• _Exercise instructions_
From the records below, copy the lines that include "background".

Dataset rows describing interfaces
'''
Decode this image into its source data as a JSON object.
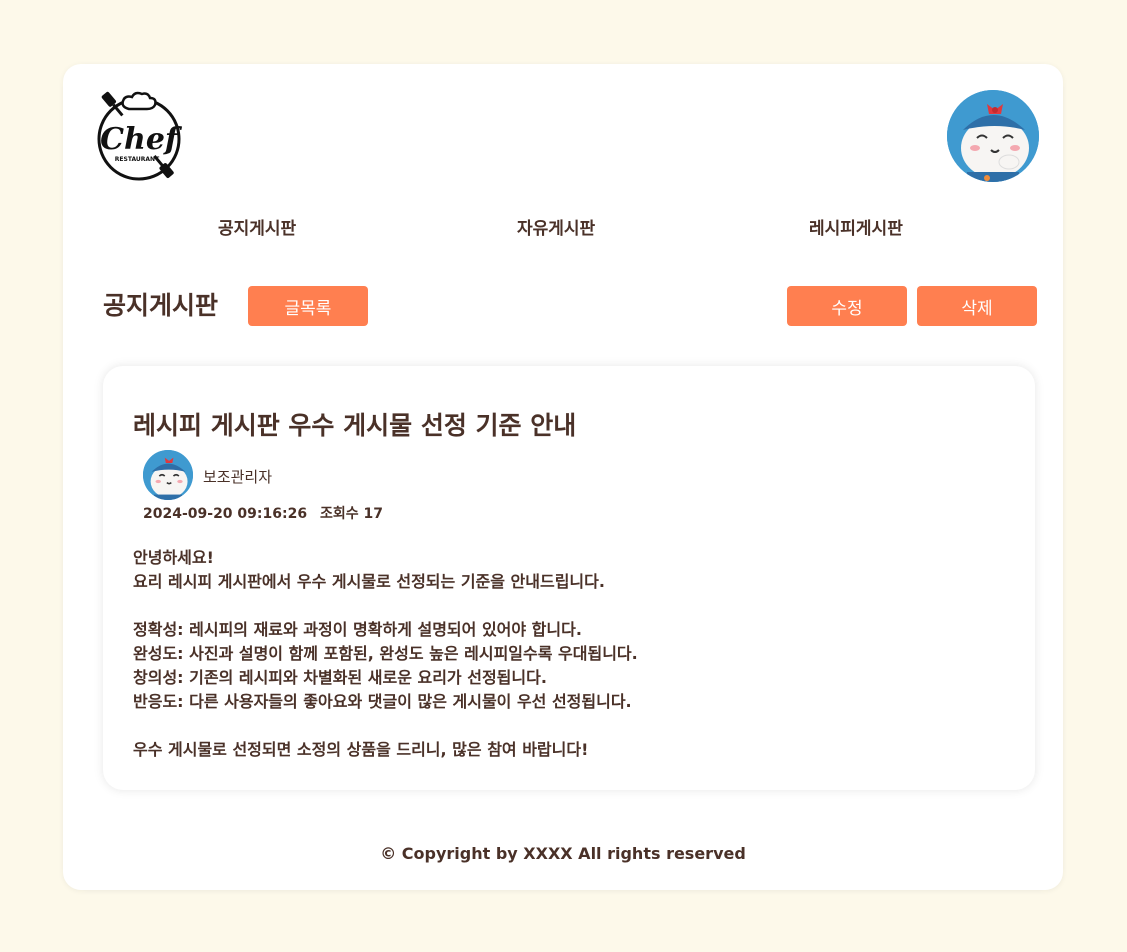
{
  "logo": {
    "text": "Chef",
    "subtext": "RESTAURANT"
  },
  "nav": [
    {
      "label": "공지게시판"
    },
    {
      "label": "자유게시판"
    },
    {
      "label": "레시피게시판"
    }
  ],
  "board": {
    "title": "공지게시판",
    "list_label": "글목록",
    "edit_label": "수정",
    "delete_label": "삭제"
  },
  "post": {
    "title": "레시피 게시판 우수 게시물 선정 기준 안내",
    "author": "보조관리자",
    "datetime": "2024-09-20 09:16:26",
    "views": "조회수 17",
    "lines": [
      "안녕하세요!",
      "요리 레시피 게시판에서 우수 게시물로 선정되는 기준을 안내드립니다.",
      "",
      "정확성: 레시피의 재료와 과정이 명확하게 설명되어 있어야 합니다.",
      "완성도: 사진과 설명이 함께 포함된, 완성도 높은 레시피일수록 우대됩니다.",
      "창의성: 기존의 레시피와 차별화된 새로운 요리가 선정됩니다.",
      "반응도: 다른 사용자들의 좋아요와 댓글이 많은 게시물이 우선 선정됩니다.",
      "",
      "우수 게시물로 선정되면 소정의 상품을 드리니, 많은 참여 바랍니다!"
    ]
  },
  "footer": {
    "copyright": "© Copyright by XXXX All rights reserved"
  },
  "colors": {
    "background": "#fdf9ea",
    "accent": "#ff7f50",
    "text": "#4a3128",
    "avatar_bg": "#3f9ad0"
  }
}
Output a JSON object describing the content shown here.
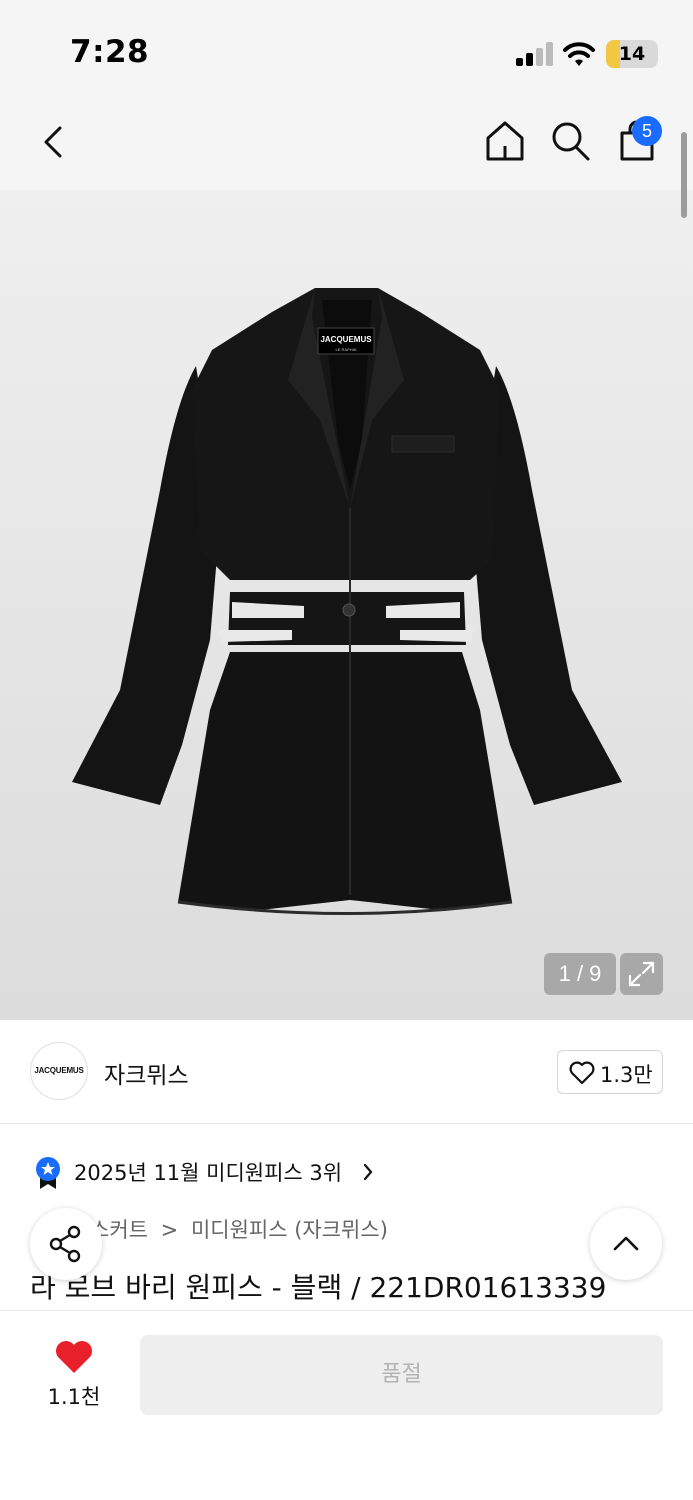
{
  "status_bar": {
    "time": "7:28",
    "battery_level": "14"
  },
  "nav": {
    "cart_count": "5"
  },
  "gallery": {
    "counter": "1 / 9",
    "garment_label_top": "JACQUEMUS",
    "garment_label_bottom": "LE RAPHIA"
  },
  "brand": {
    "logo_text": "JACQUEMUS",
    "name": "자크뮈스",
    "like_count": "1.3만"
  },
  "ranking": {
    "text": "2025년 11월 미디원피스 3위"
  },
  "breadcrumb": {
    "items": [
      "원피스/스커트",
      "미디원피스 (자크뮈스)"
    ],
    "visible_first": "스커트",
    "separator": ">"
  },
  "product": {
    "title": "라 로브 바리 원피스 - 블랙 / 221DR01613339"
  },
  "bottom_bar": {
    "wish_count": "1.1천",
    "soldout_label": "품절"
  },
  "colors": {
    "accent_blue": "#1a6bff",
    "heart_red": "#e8202a",
    "battery_yellow": "#f2c744"
  }
}
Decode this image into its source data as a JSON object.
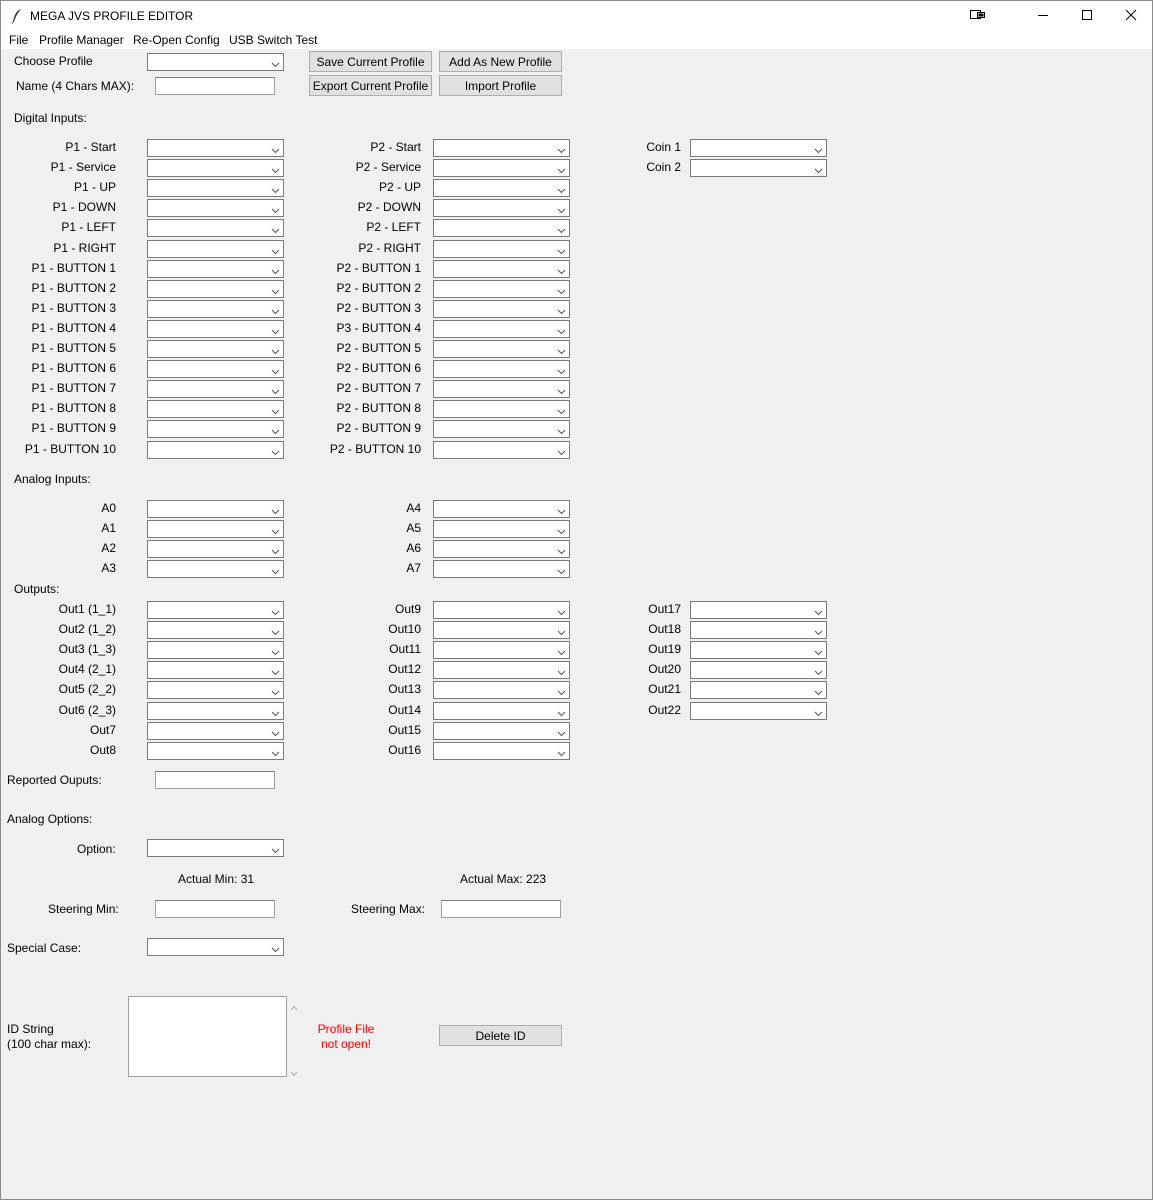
{
  "window": {
    "title": "MEGA JVS PROFILE EDITOR"
  },
  "menu": [
    "File",
    "Profile Manager",
    "Re-Open Config",
    "USB Switch Test"
  ],
  "profile": {
    "choose_label": "Choose Profile",
    "choose_value": "",
    "name_label": "Name (4 Chars MAX):",
    "name_value": "",
    "save_button": "Save Current Profile",
    "add_button": "Add As New Profile",
    "export_button": "Export Current Profile",
    "import_button": "Import Profile"
  },
  "digital": {
    "heading": "Digital Inputs:",
    "col1": [
      "P1 - Start",
      "P1 - Service",
      "P1 - UP",
      "P1 - DOWN",
      "P1 - LEFT",
      "P1 - RIGHT",
      "P1 - BUTTON 1",
      "P1 - BUTTON 2",
      "P1 - BUTTON 3",
      "P1 - BUTTON 4",
      "P1 - BUTTON 5",
      "P1 - BUTTON 6",
      "P1 - BUTTON 7",
      "P1 - BUTTON 8",
      "P1 - BUTTON 9",
      "P1 - BUTTON 10"
    ],
    "col2": [
      "P2 - Start",
      "P2 - Service",
      "P2 - UP",
      "P2 - DOWN",
      "P2 - LEFT",
      "P2 - RIGHT",
      "P2 - BUTTON 1",
      "P2 - BUTTON 2",
      "P2 - BUTTON 3",
      "P3 - BUTTON 4",
      "P2 - BUTTON 5",
      "P2 - BUTTON 6",
      "P2 - BUTTON 7",
      "P2 - BUTTON 8",
      "P2 - BUTTON 9",
      "P2 - BUTTON 10"
    ],
    "col3": [
      "Coin 1",
      "Coin 2"
    ]
  },
  "analog": {
    "heading": "Analog Inputs:",
    "col1": [
      "A0",
      "A1",
      "A2",
      "A3"
    ],
    "col2": [
      "A4",
      "A5",
      "A6",
      "A7"
    ]
  },
  "outputs": {
    "heading": "Outputs:",
    "col1": [
      "Out1 (1_1)",
      "Out2 (1_2)",
      "Out3 (1_3)",
      "Out4 (2_1)",
      "Out5 (2_2)",
      "Out6 (2_3)",
      "Out7",
      "Out8"
    ],
    "col2": [
      "Out9",
      "Out10",
      "Out11",
      "Out12",
      "Out13",
      "Out14",
      "Out15",
      "Out16"
    ],
    "col3": [
      "Out17",
      "Out18",
      "Out19",
      "Out20",
      "Out21",
      "Out22"
    ],
    "reported_label": "Reported Ouputs:",
    "reported_value": ""
  },
  "analog_options": {
    "heading": "Analog Options:",
    "option_label": "Option:",
    "option_value": "",
    "actual_min": "Actual Min: 31",
    "actual_max": "Actual Max: 223",
    "steering_min_label": "Steering Min:",
    "steering_min_value": "",
    "steering_max_label": "Steering Max:",
    "steering_max_value": "",
    "special_case_label": "Special Case:",
    "special_case_value": ""
  },
  "id_string": {
    "label_line1": "ID String",
    "label_line2": "(100 char max):",
    "value": "",
    "status_line1": "Profile File",
    "status_line2": "not open!",
    "delete_button": "Delete ID"
  },
  "colors": {
    "status_error": "#ff0000",
    "background": "#f0f0f0"
  }
}
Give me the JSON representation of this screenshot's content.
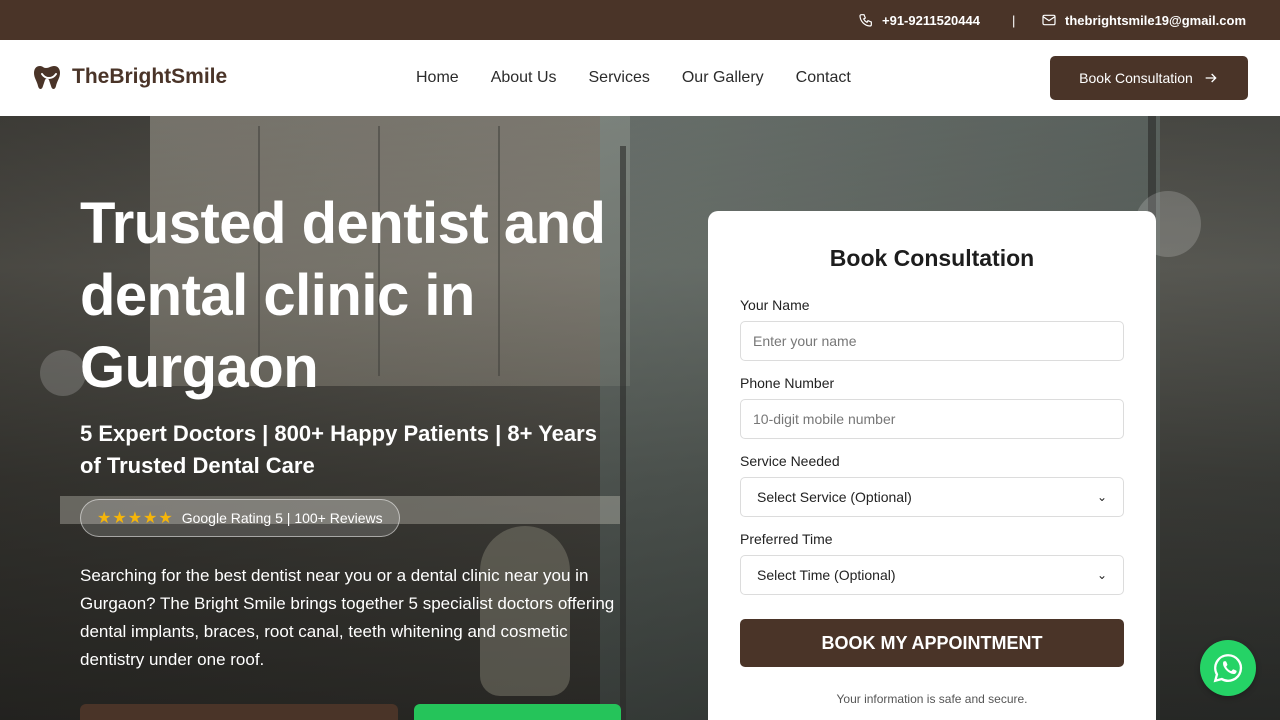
{
  "topbar": {
    "phone": "+91-9211520444",
    "separator": "|",
    "email": "thebrightsmile19@gmail.com"
  },
  "nav": {
    "brand": "TheBrightSmile",
    "links": [
      "Home",
      "About Us",
      "Services",
      "Our Gallery",
      "Contact"
    ],
    "cta_label": "Book Consultation"
  },
  "hero": {
    "title": "Trusted dentist and dental clinic in Gurgaon",
    "subtitle": "5 Expert Doctors | 800+ Happy Patients | 8+ Years of Trusted Dental Care",
    "stars": "★★★★★",
    "rating_text": "Google Rating 5 | 100+ Reviews",
    "description": "Searching for the best dentist near you or a dental clinic near you in Gurgaon? The Bright Smile brings together 5 specialist doctors offering dental implants, braces, root canal, teeth whitening and cosmetic dentistry under one roof."
  },
  "form": {
    "title": "Book Consultation",
    "name_label": "Your Name",
    "name_placeholder": "Enter your name",
    "phone_label": "Phone Number",
    "phone_placeholder": "10-digit mobile number",
    "service_label": "Service Needed",
    "service_selected": "Select Service (Optional)",
    "time_label": "Preferred Time",
    "time_selected": "Select Time (Optional)",
    "submit_label": "BOOK MY APPOINTMENT",
    "secure_note": "Your information is safe and secure."
  },
  "colors": {
    "brand_brown": "#4a3428",
    "whatsapp_green": "#25d366",
    "star_gold": "#f5b50a"
  },
  "icons": {
    "phone": "phone-icon",
    "email": "mail-icon",
    "logo": "tooth-logo-icon",
    "cta_arrow": "arrow-right-icon",
    "whatsapp": "whatsapp-icon"
  }
}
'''
• _Solution to the exercise_
    "background": "#fdf9ea",
    "background": "#f0f0f0"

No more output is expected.